__What this task involves__. Lines from the records below that contain the word "exclamation" are to be copied out.

--- Input Enclosed Below ---

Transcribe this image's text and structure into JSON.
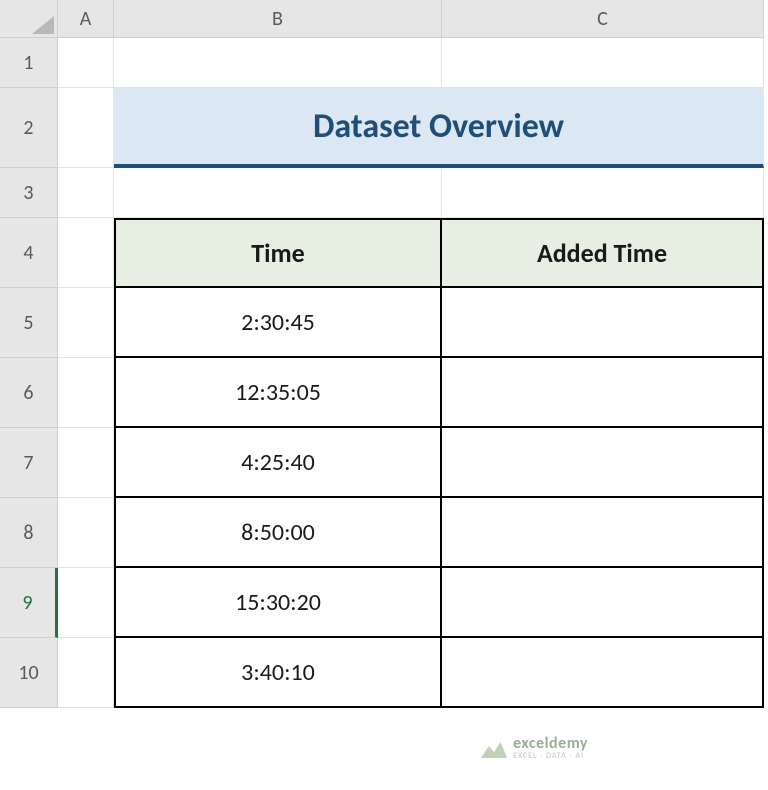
{
  "columns": [
    "A",
    "B",
    "C"
  ],
  "rows": [
    "1",
    "2",
    "3",
    "4",
    "5",
    "6",
    "7",
    "8",
    "9",
    "10"
  ],
  "selected_row": "9",
  "title": "Dataset Overview",
  "table": {
    "headers": {
      "time": "Time",
      "added": "Added Time"
    },
    "data": [
      {
        "time": "2:30:45",
        "added": ""
      },
      {
        "time": "12:35:05",
        "added": ""
      },
      {
        "time": "4:25:40",
        "added": ""
      },
      {
        "time": "8:50:00",
        "added": ""
      },
      {
        "time": "15:30:20",
        "added": ""
      },
      {
        "time": "3:40:10",
        "added": ""
      }
    ]
  },
  "watermark": {
    "name": "exceldemy",
    "tag": "EXCEL · DATA · AI"
  },
  "chart_data": {
    "type": "table",
    "title": "Dataset Overview",
    "columns": [
      "Time",
      "Added Time"
    ],
    "rows": [
      [
        "2:30:45",
        ""
      ],
      [
        "12:35:05",
        ""
      ],
      [
        "4:25:40",
        ""
      ],
      [
        "8:50:00",
        ""
      ],
      [
        "15:30:20",
        ""
      ],
      [
        "3:40:10",
        ""
      ]
    ]
  }
}
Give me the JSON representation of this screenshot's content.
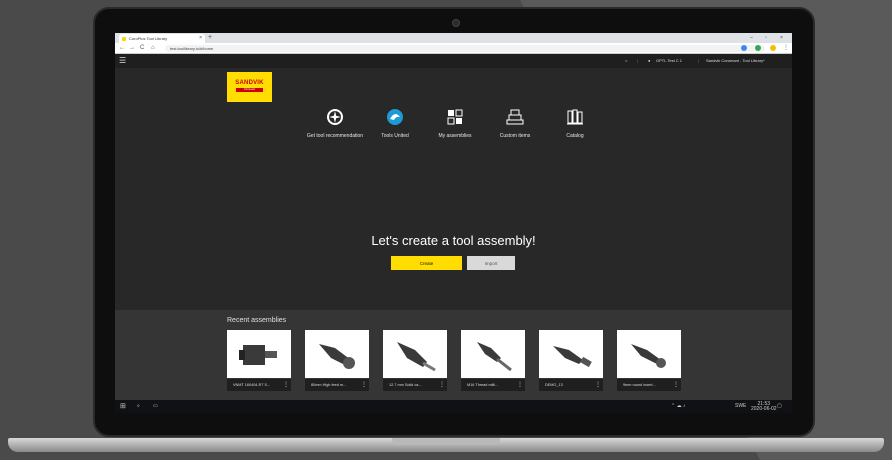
{
  "browser": {
    "tab_title": "CoroPlus Tool Library",
    "tab_close": "×",
    "new_tab": "+",
    "window_controls": [
      "–",
      "▫",
      "×"
    ],
    "nav_back": "←",
    "nav_forward": "→",
    "nav_reload": "C",
    "nav_home": "⌂",
    "url": "test.toollibrary.io/#/home"
  },
  "app_header": {
    "menu_icon": "☰",
    "user": "OPTL Test C 1",
    "company": "Sandvik Coromant - Tool Library*"
  },
  "logo": {
    "brand": "SANDVIK",
    "sub": "Coromant"
  },
  "nav_items": [
    {
      "label": "Get tool recommendation",
      "icon": "compass-icon"
    },
    {
      "label": "Tools United",
      "icon": "tools-united-icon"
    },
    {
      "label": "My assemblies",
      "icon": "assemblies-icon"
    },
    {
      "label": "Custom items",
      "icon": "custom-items-icon"
    },
    {
      "label": "Catalog",
      "icon": "catalog-icon"
    }
  ],
  "hero": {
    "title": "Let's create a tool assembly!",
    "create_label": "Create",
    "import_label": "Import"
  },
  "recent": {
    "title": "Recent assemblies",
    "items": [
      {
        "label": "VNMT 160404-R7 5...",
        "icon": "holder-icon"
      },
      {
        "label": "80mm High feed m...",
        "icon": "milling-cutter-icon"
      },
      {
        "label": "12.7 mm Solid ca...",
        "icon": "solid-carbide-icon"
      },
      {
        "label": "M16 Thread milli...",
        "icon": "thread-mill-icon"
      },
      {
        "label": "DEMO_13",
        "icon": "demo-tool-icon"
      },
      {
        "label": "9mm round insert...",
        "icon": "round-insert-icon"
      }
    ]
  },
  "taskbar": {
    "time": "21:53",
    "date": "2020-06-02",
    "lang": "SWE"
  },
  "colors": {
    "accent": "#ffdd00",
    "background": "#282828",
    "recent_background": "#353535"
  }
}
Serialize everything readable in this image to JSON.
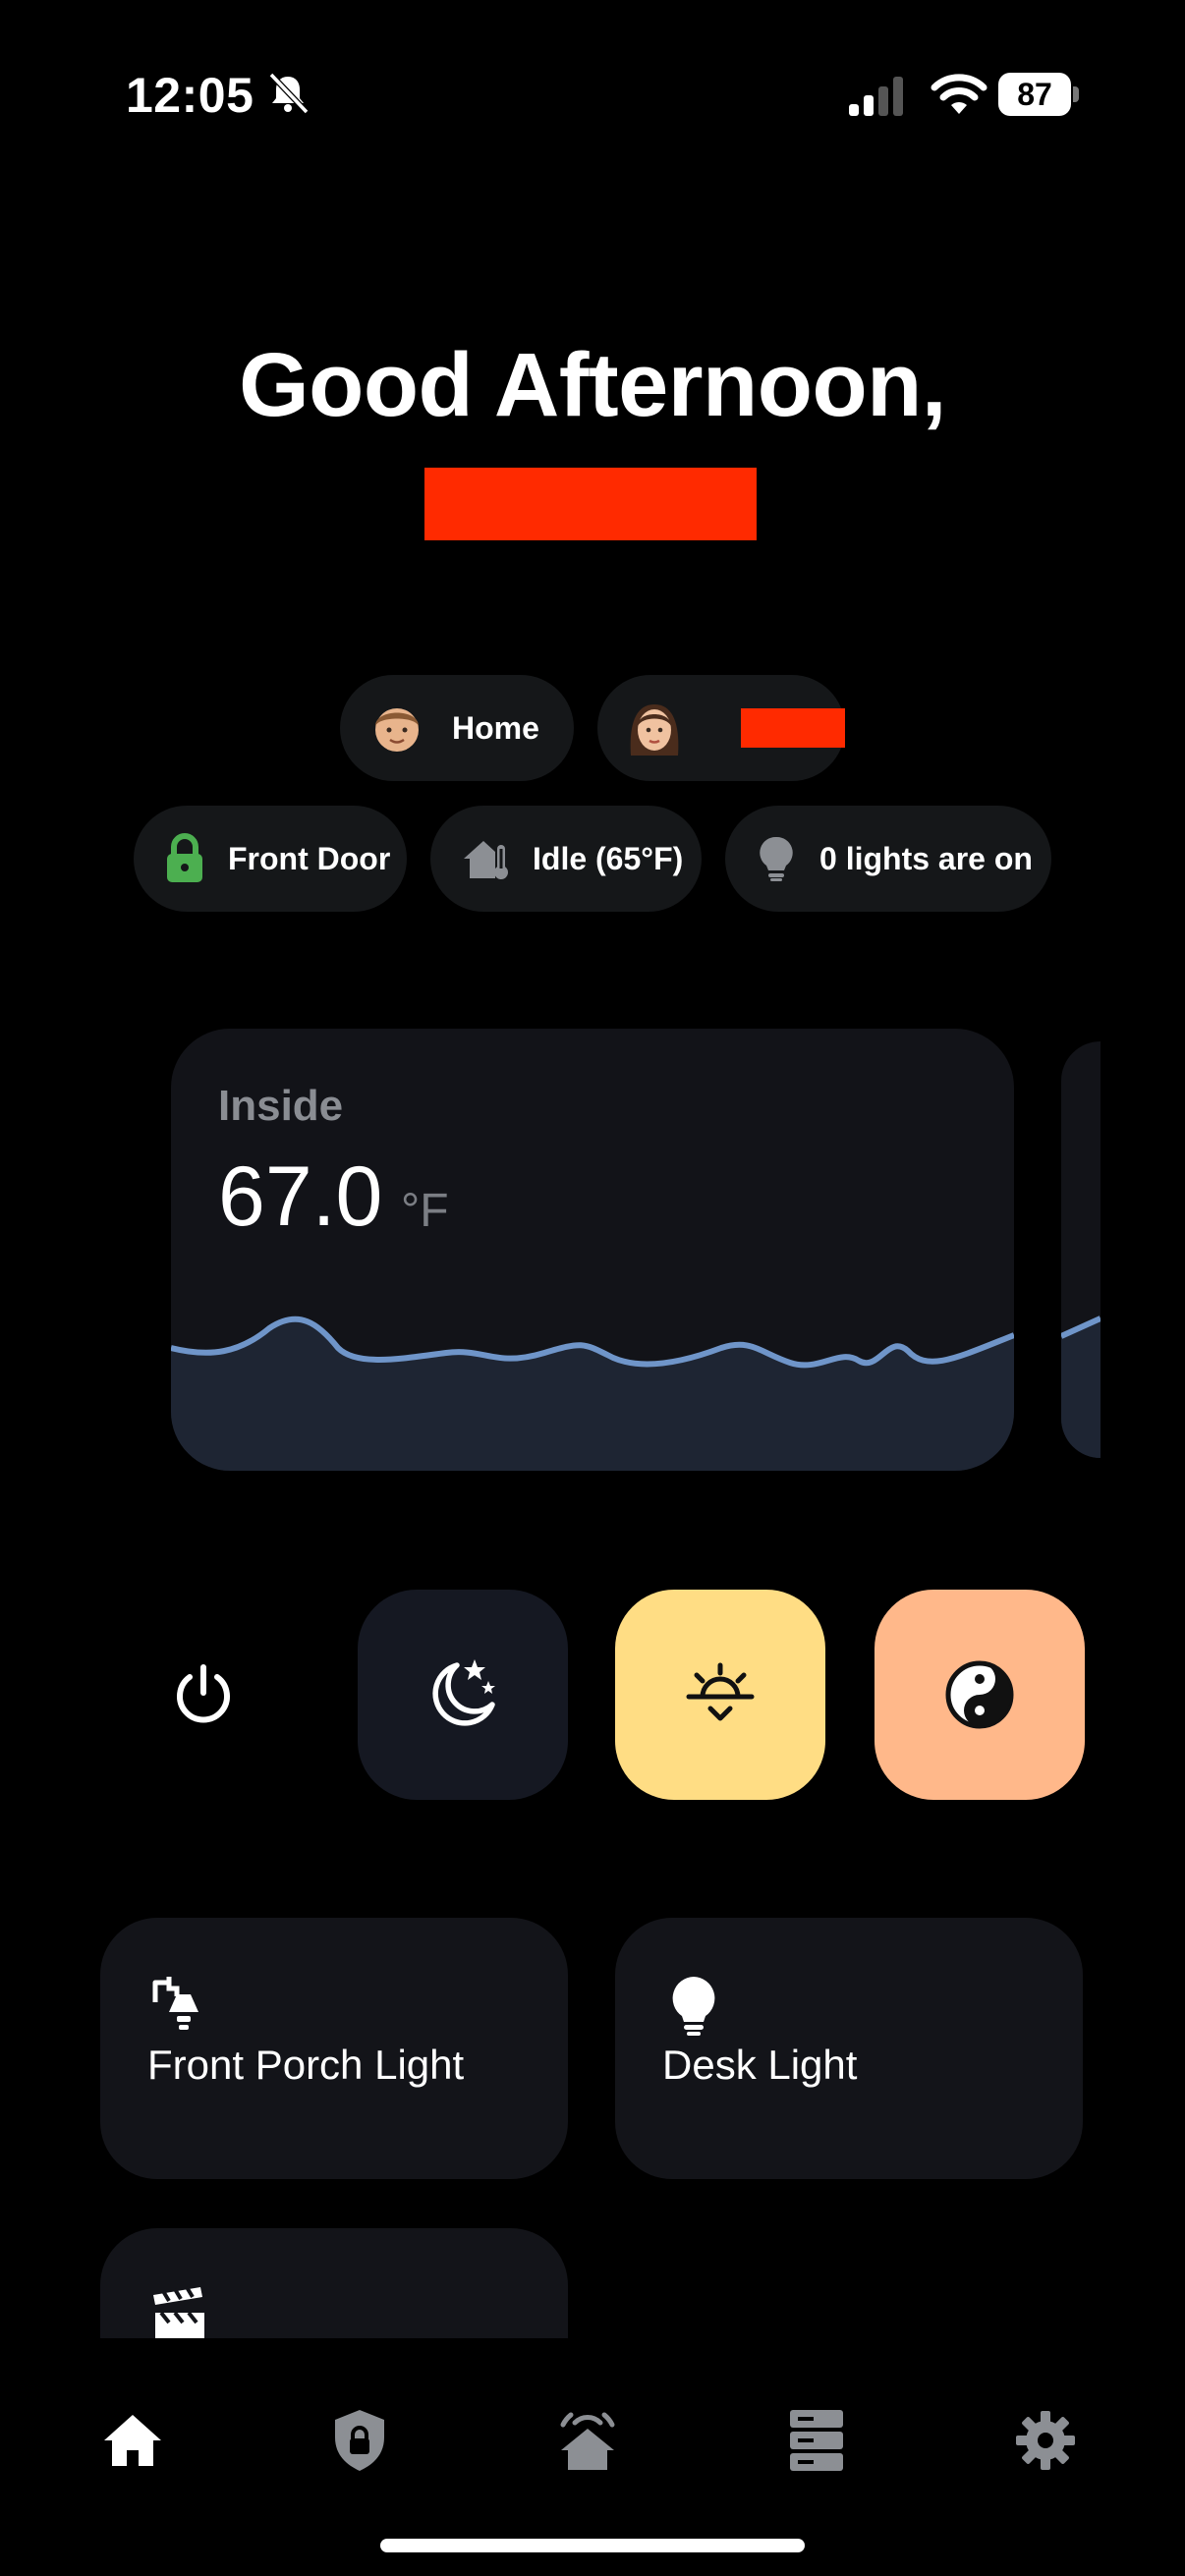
{
  "status_bar": {
    "time": "12:05",
    "battery": "87"
  },
  "greeting": {
    "text": "Good Afternoon,"
  },
  "people": [
    {
      "label": "Home",
      "icon": "man-avatar-icon"
    },
    {
      "label": "",
      "icon": "woman-avatar-icon"
    }
  ],
  "status_pills": {
    "front_door": "Front Door",
    "hvac": "Idle (65°F)",
    "lights": "0 lights are on"
  },
  "temperature": {
    "label": "Inside",
    "value": "67.0",
    "unit": "°F"
  },
  "scenes": [
    {
      "icon": "power-icon"
    },
    {
      "icon": "night-icon"
    },
    {
      "icon": "sunrise-icon"
    },
    {
      "icon": "yin-yang-icon"
    }
  ],
  "devices": [
    {
      "label": "Front Porch Light",
      "icon": "porch-light-icon"
    },
    {
      "label": "Desk Light",
      "icon": "lightbulb-icon"
    },
    {
      "label": "",
      "icon": "clapperboard-icon"
    }
  ],
  "nav": [
    "home-icon",
    "shield-icon",
    "house-alarm-icon",
    "server-icon",
    "gear-icon"
  ],
  "colors": {
    "background": "#000000",
    "card": "#121318",
    "lock_green": "#4caf50",
    "graph_line": "#6f95c9",
    "graph_fill": "#1e2533",
    "day_scene": "#ffdd84",
    "balance_scene": "#ffb88a",
    "redaction": "#ff2a00"
  }
}
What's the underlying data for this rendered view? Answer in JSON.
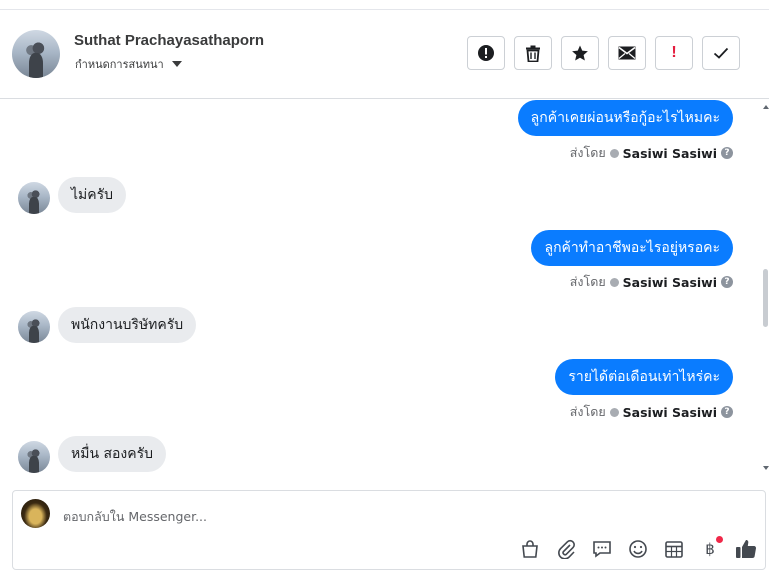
{
  "header": {
    "name": "Suthat Prachayasathaporn",
    "subtitle": "กำหนดการสนทนา",
    "actions": [
      {
        "icon": "exclamation-circle-icon"
      },
      {
        "icon": "trash-icon"
      },
      {
        "icon": "star-icon"
      },
      {
        "icon": "envelope-icon"
      },
      {
        "icon": "exclamation-mark-icon",
        "glyph": "!",
        "color": "#e41e3f"
      },
      {
        "icon": "checkmark-icon"
      }
    ]
  },
  "thread": {
    "sent_by_label": "ส่งโดย",
    "sender": "Sasiwi Sasiwi",
    "messages": [
      {
        "dir": "out",
        "text": "ลูกค้าเคยผ่อนหรือกู้อะไรไหมคะ"
      },
      {
        "dir": "in",
        "text": "ไม่ครับ"
      },
      {
        "dir": "out",
        "text": "ลูกค้าทำอาชีพอะไรอยู่หรอคะ"
      },
      {
        "dir": "in",
        "text": "พนักงานบริษัทครับ"
      },
      {
        "dir": "out",
        "text": "รายได้ต่อเดือนเท่าไหร่คะ"
      },
      {
        "dir": "in",
        "text": "หมื่น สองครับ"
      }
    ]
  },
  "composer": {
    "placeholder": "ตอบกลับใน Messenger...",
    "tools": [
      "shopping-bag-icon",
      "paperclip-icon",
      "saved-reply-icon",
      "emoji-icon",
      "calendar-icon",
      "baht-icon",
      "thumbs-up-icon"
    ],
    "baht_glyph": "฿"
  },
  "colors": {
    "accent": "#0a7cff",
    "incoming_bubble": "#e9ebee",
    "alert_red": "#e41e3f"
  }
}
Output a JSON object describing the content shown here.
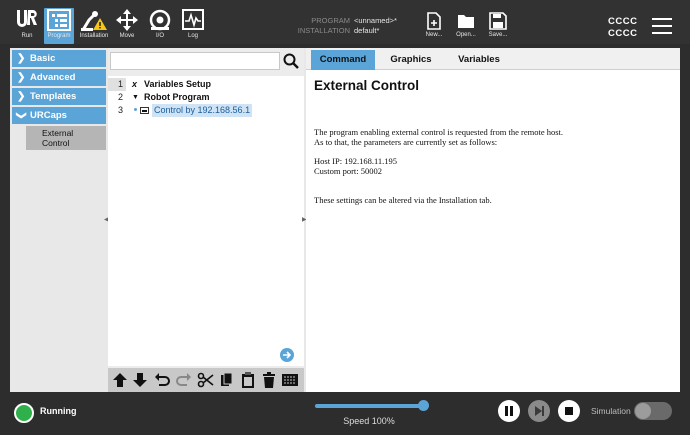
{
  "topbar": {
    "nav": [
      {
        "label": "Run",
        "icon": "ur-logo-icon"
      },
      {
        "label": "Program",
        "icon": "program-icon"
      },
      {
        "label": "Installation",
        "icon": "installation-icon"
      },
      {
        "label": "Move",
        "icon": "move-icon"
      },
      {
        "label": "I/O",
        "icon": "io-icon"
      },
      {
        "label": "Log",
        "icon": "log-icon"
      }
    ],
    "program_key": "PROGRAM",
    "program_value": "<unnamed>*",
    "installation_key": "INSTALLATION",
    "installation_value": "default*",
    "file_buttons": [
      {
        "label": "New...",
        "icon": "new-file-icon"
      },
      {
        "label": "Open...",
        "icon": "open-folder-icon"
      },
      {
        "label": "Save...",
        "icon": "save-icon"
      }
    ],
    "robot_name_line1": "CCCC",
    "robot_name_line2": "CCCC"
  },
  "sidebar": {
    "categories": [
      {
        "label": "Basic",
        "chevron": ">"
      },
      {
        "label": "Advanced",
        "chevron": ">"
      },
      {
        "label": "Templates",
        "chevron": ">"
      },
      {
        "label": "URCaps",
        "chevron": "v"
      }
    ],
    "subitem_line1": "External",
    "subitem_line2": "Control"
  },
  "tree": {
    "search_placeholder": "",
    "rows": [
      {
        "num": "1",
        "icon": "x",
        "label": "Variables Setup"
      },
      {
        "num": "2",
        "icon": "▼",
        "label": "Robot Program"
      },
      {
        "num": "3",
        "icon": "",
        "label": "Control by 192.168.56.1"
      }
    ]
  },
  "right": {
    "tabs": [
      "Command",
      "Graphics",
      "Variables"
    ],
    "active_tab": "Command",
    "title": "External Control",
    "para1_line1": "The program enabling external control is requested from the remote host.",
    "para1_line2": "As to that, the parameters are currently set as follows:",
    "host_ip": "Host IP: 192.168.11.195",
    "custom_port": "Custom port: 50002",
    "para3": "These settings can be altered via the Installation tab."
  },
  "bottombar": {
    "status": "Running",
    "speed_label": "Speed 100%",
    "speed_fraction": 1.0,
    "simulation_label": "Simulation",
    "simulation_on": false
  },
  "colors": {
    "accent": "#5aa4d8",
    "running": "#2fb04a",
    "topbar": "#323232"
  }
}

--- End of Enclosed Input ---

__Response__.
        "icon": "exclamation-circle-icon"
        "icon": "exclamation-mark-icon",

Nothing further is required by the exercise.